> THE PROBLEM: Every line holding the string "riosecreto" should be copied from the listing.

-----

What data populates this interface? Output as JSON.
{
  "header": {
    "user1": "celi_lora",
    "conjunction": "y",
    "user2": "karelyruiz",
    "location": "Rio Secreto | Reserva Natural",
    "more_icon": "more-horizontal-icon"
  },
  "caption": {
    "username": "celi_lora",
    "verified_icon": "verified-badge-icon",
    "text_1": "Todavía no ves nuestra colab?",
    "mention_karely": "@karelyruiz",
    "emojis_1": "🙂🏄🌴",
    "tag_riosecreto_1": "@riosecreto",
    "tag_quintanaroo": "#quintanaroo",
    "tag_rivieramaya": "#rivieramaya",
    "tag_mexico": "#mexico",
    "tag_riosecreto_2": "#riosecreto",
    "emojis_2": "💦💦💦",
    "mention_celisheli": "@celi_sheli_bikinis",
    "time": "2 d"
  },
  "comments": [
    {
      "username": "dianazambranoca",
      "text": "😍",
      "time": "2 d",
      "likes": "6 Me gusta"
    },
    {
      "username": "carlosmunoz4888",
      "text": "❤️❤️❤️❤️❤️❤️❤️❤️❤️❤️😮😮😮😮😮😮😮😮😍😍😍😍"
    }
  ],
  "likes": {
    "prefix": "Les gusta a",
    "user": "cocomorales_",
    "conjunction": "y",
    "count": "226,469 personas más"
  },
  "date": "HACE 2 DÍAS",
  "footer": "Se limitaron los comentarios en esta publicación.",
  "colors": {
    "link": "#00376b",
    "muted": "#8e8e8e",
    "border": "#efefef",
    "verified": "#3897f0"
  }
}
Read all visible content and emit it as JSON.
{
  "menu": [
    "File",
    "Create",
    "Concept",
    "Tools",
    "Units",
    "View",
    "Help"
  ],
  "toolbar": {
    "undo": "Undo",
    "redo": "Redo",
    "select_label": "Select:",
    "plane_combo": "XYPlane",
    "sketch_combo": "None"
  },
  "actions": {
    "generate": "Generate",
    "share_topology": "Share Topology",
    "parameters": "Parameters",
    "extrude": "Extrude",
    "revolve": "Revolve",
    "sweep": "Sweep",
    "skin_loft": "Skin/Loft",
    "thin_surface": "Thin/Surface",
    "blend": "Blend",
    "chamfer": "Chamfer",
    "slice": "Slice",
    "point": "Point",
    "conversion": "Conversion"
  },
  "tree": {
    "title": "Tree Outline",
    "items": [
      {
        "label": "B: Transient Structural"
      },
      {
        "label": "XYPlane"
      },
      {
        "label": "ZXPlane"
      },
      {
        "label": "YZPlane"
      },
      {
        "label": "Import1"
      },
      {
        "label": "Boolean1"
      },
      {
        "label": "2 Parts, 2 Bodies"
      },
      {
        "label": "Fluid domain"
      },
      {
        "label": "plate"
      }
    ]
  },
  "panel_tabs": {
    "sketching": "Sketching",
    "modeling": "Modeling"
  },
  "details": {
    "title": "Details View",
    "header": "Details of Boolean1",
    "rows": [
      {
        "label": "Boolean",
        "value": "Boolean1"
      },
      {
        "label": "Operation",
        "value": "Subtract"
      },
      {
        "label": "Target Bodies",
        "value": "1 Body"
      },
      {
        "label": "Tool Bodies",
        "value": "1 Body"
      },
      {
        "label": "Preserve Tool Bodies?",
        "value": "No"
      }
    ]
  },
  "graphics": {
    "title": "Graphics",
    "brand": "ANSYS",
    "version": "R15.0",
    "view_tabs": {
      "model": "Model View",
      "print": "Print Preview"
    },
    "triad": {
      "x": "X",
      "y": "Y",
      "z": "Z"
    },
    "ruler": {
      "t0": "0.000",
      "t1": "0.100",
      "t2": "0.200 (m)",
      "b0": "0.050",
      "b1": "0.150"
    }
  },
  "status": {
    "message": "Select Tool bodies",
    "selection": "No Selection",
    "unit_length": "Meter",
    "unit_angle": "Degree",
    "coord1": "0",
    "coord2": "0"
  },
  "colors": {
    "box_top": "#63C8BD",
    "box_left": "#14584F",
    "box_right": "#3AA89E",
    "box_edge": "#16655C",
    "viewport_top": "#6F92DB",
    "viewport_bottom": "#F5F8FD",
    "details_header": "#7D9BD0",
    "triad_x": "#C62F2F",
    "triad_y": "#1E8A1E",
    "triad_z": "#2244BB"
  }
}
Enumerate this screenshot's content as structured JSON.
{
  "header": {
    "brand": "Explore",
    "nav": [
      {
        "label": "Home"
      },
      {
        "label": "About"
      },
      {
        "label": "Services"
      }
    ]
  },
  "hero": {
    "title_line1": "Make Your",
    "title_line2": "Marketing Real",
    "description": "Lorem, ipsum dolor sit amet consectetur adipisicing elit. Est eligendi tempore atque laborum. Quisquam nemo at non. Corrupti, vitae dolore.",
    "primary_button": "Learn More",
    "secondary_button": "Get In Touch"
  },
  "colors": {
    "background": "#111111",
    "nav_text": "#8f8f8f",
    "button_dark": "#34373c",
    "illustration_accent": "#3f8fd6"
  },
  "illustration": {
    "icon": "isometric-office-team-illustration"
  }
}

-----

> SOLUTION FOR THIS TASK:
    "tag_riosecreto_1": "@riosecreto",
    "tag_riosecreto_2": "#riosecreto",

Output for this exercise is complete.